4. In this part of the letter Vincent pursues several questions that Theo touched upon in an earlier letter, one of which was how purity of spirit can go together with impurity of body, which is an allusion to Mary Magdalene (see the rest of the paragraph, as well as nn. 5 and 6 below). The use of French might mean that Theo was quoting these words.
5. Ary Scheffer, Margaret at the fountain, 1858 (London, The Wallace Collection). Ill. 1663 . A print made after this by William Hollidge appeared in The Illustrated London News of 21 December 1872, p. 581. Goupil published a photograph in the ‘Galerie Photographique’ series (no. 277) under the title Marguerite à la fontaine, the same title used by Van Gogh (see Ewals 1987, p. 339 and fig. 57; exhib. cat. London 1992, pp. 13 (ill. 4), 47, cat. no. 24; and exhib. cat. London 1998, pp. 16-19, figs. 14-19).
This depiction of an episode from Faust by Johann Wolfgang von Goethe shows Gretchen hearing the news that her unmarried girlfriend is pregnant. She realizes that at one time she would have condemned such behaviour but that she herself is no longer free of sin (Faust, 1, 5).
6. Cf. Christ’s words when he forgives the sinful woman: ‘she loved much’ (Luke 7:47).
7. Presumably Van Gogh knew this quotation about Henri Leys – to which Theo evidently referred – from the article ‘Artistes contemporains. M. Henri Leys’ by Paul Mantz, who wrote in the Gazette des Beaux-Arts: ‘Profitons du moment où Théophile Gautier a le dos tourné pour lui prendre un mot charmant. “M. Leys, a-t-il dit, n’est pas un imitateur, mais un semblable”’ (Let’s profit from Théophile Gautier’s turning his back for a moment by making use of one of his witty remarks. “Mr Leys”, he said, “is not an imitator, but a kindrid spirit”’). See Mantz 1866, p. 316. The statement was taken from Théophile Gautier, Les Beaux-Arts en Europe: 1855. Second series. Paris 1856, p. 214.
8. James Tissot, Walk in the snow, 1858 (Paul Touzet) was exhibited at the 1859 Paris Salon (Promenade dans la neige) and at the London International Exhibition of 1862 (Ill. in Wentworth 1984, pl. 1). Ill. 1382 .
Walk on the ramparts of 1864 (Stanford, University Museum of Art, Gift of Mr Robert Sumpf) was included in Goupil’s ‘Galerie photographique’, Promenade sur les remparts, no. 429 (Paris, BNF, Cabinet des Estampes). Ill. 1664 .
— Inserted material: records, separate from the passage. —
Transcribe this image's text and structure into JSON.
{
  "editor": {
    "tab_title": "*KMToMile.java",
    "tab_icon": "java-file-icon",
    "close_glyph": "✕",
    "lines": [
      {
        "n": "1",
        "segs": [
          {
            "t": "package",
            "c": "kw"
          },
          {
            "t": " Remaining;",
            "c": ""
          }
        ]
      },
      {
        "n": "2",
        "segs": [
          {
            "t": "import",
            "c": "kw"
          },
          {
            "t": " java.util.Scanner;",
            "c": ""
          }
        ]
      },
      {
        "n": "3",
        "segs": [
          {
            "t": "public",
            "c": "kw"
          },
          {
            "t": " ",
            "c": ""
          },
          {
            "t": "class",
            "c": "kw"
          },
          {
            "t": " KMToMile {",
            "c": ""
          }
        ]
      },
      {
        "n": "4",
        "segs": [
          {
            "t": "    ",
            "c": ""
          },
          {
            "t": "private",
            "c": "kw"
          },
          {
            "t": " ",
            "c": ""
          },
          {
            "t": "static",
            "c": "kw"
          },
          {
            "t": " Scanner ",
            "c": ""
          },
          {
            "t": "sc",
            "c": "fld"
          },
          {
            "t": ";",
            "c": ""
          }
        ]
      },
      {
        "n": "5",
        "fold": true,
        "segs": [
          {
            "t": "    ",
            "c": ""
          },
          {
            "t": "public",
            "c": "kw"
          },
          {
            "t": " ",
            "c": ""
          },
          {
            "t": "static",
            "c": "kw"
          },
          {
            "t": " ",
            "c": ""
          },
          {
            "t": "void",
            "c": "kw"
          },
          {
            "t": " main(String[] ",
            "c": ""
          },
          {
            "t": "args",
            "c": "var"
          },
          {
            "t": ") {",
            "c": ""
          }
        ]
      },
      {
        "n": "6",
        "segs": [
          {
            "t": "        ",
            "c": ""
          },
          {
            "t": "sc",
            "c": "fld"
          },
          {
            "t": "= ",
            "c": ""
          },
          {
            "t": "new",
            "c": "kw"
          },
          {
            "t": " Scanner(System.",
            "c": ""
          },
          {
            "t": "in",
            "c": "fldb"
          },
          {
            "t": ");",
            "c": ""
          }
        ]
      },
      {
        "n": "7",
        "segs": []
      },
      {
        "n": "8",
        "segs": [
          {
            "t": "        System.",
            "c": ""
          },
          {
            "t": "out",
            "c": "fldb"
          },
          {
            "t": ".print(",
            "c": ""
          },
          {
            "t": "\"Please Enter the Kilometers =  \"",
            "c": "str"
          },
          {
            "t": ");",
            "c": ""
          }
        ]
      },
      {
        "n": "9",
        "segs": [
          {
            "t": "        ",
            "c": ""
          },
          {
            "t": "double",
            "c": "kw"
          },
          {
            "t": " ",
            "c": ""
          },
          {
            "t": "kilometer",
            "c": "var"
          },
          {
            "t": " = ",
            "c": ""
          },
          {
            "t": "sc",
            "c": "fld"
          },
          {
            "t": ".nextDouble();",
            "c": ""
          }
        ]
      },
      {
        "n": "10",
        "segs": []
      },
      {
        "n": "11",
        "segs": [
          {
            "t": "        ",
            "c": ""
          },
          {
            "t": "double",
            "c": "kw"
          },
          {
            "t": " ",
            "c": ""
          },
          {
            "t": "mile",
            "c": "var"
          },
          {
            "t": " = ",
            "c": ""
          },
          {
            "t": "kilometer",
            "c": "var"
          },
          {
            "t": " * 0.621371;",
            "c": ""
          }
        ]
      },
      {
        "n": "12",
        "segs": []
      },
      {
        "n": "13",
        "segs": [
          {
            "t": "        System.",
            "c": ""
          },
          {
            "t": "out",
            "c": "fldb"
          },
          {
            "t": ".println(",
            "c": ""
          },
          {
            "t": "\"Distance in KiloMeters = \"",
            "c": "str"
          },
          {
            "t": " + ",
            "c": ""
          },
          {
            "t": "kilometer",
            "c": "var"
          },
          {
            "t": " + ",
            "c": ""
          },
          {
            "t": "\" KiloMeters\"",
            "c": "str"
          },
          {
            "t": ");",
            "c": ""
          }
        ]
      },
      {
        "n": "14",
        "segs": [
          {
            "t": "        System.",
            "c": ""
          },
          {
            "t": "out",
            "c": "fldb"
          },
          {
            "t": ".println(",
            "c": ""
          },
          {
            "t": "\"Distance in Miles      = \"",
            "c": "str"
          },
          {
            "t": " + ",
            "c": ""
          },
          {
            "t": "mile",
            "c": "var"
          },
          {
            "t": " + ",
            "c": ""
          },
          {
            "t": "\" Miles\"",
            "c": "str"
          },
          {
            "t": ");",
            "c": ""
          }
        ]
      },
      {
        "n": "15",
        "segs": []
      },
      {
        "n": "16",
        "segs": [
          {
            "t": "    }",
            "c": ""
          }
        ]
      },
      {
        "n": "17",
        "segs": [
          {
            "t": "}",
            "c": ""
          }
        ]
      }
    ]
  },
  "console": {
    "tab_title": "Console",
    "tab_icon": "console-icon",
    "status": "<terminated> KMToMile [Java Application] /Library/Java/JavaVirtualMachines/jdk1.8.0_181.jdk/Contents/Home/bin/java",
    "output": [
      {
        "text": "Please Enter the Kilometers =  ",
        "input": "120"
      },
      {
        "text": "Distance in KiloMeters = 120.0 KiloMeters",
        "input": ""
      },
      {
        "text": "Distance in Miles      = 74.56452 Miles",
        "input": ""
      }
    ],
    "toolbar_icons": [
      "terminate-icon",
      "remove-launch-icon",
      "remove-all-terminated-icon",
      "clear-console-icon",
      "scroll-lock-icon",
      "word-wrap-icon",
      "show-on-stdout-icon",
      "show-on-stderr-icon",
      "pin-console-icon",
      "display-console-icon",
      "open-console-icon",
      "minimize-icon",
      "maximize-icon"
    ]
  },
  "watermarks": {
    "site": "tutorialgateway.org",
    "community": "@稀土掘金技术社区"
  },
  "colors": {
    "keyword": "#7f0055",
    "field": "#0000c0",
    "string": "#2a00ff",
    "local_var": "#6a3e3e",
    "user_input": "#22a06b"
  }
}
There are two versions of Margaret in church: one dating from 1860 (present whereabouts unknown) and one from 1861 (Dublin, National Gallery of Ireland). At the time the work was photographed by Bingham for Goupil’s ‘Galerie photographique’, Marguerite à l‘église, no. 76 (Paris, BNF, Cabinet des Estampes). Ill. 1662 .
9. This person has not been identified; nor is it known to which of Henri Leys’s works this refers.
10. Alphonse Karr, Voyage autour de mon jardin (1845), a novel well known at the time, was based on natural history and written in the form of diary-like letters containing descriptions of plants and insects alternating with philosophical, religious and moral reflections.
11. Van Gogh and his sister Anna moved to the home of John and Mrs Parker, Ivy Cottage, 395 Kennington Road in Kennington (FR b2715). A while later, on 18 November 1874, Mr and Mrs van Gogh voiced their concerns to Theo. Mr van Gogh wrote that Anna had said ‘that one should just let Vincent quietly go his own way, and that he would come round of his own accord. It is, she says – a fit of pique. At any rate, it seems nothing can be done about it.’ And Mrs van Gogh said: ‘Our Vincent cannot but feel unhappy now. He has strayed from the true path, to which alone our blessed Lord attaches happiness and the joy of living. We hope it’s not for ever, but as long as it lasts, there’s every reason to be worried, and we cannot stop doing so. Have you written to him? If not, please do write again. He loves you so much’ (FR b2733 and b2734).